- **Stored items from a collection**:
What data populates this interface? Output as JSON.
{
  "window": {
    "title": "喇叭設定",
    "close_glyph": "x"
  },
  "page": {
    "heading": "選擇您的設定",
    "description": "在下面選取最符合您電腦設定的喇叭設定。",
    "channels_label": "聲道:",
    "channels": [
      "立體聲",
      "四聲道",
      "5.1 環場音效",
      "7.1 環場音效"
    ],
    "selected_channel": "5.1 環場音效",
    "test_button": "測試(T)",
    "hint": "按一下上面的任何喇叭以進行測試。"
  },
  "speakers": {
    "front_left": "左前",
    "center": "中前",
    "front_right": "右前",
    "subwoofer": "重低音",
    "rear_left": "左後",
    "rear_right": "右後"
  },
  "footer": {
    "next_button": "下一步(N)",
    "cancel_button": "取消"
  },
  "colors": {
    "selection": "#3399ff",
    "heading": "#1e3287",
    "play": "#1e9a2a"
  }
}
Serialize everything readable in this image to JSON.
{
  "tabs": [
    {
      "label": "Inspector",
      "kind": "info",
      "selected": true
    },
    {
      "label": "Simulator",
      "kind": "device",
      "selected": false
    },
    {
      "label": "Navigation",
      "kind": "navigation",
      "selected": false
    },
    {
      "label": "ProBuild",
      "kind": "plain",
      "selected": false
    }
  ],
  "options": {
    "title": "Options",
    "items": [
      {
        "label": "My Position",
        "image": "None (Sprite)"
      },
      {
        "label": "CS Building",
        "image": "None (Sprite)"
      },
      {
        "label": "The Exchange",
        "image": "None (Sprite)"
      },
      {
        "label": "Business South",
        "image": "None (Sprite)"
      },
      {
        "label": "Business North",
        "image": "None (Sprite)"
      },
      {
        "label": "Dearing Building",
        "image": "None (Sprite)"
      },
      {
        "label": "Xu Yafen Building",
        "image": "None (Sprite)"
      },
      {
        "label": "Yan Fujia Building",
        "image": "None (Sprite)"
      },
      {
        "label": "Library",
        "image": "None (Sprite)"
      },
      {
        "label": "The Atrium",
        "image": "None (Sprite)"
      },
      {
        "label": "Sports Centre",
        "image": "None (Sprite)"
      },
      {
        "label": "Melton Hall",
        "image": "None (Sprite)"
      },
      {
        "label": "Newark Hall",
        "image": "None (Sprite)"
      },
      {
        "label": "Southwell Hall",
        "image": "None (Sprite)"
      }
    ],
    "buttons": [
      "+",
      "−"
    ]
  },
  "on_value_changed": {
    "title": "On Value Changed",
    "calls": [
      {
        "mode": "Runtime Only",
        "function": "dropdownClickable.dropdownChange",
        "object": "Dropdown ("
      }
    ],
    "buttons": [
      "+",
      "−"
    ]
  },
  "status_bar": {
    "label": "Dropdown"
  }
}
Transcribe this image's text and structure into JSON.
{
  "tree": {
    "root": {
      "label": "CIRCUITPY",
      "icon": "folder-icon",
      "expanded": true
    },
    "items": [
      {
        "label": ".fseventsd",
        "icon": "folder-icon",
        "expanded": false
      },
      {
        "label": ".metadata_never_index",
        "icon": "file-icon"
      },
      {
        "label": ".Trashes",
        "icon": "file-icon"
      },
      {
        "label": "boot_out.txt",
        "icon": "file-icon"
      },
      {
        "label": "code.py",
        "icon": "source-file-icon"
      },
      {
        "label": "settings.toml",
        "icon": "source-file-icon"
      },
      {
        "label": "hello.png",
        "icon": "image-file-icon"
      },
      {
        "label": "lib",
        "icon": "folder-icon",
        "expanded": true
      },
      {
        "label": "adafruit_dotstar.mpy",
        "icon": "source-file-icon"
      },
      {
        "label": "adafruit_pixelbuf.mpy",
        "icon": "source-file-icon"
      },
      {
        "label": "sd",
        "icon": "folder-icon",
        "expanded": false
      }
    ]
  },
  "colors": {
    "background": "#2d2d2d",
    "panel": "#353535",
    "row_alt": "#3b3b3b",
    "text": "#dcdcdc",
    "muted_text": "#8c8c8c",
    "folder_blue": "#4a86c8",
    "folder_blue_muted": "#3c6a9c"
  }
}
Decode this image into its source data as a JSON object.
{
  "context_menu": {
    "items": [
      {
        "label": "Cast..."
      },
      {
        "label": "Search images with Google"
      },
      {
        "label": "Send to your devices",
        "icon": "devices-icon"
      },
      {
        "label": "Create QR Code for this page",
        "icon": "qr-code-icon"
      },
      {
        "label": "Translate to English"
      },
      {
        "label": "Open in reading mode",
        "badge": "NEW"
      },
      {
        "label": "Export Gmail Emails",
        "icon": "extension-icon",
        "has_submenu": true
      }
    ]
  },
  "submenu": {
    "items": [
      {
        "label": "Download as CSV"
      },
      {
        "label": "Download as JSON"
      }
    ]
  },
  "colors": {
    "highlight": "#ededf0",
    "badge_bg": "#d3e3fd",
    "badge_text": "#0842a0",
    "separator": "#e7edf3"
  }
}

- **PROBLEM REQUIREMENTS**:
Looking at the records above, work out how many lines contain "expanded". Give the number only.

- **ANSWER**:
4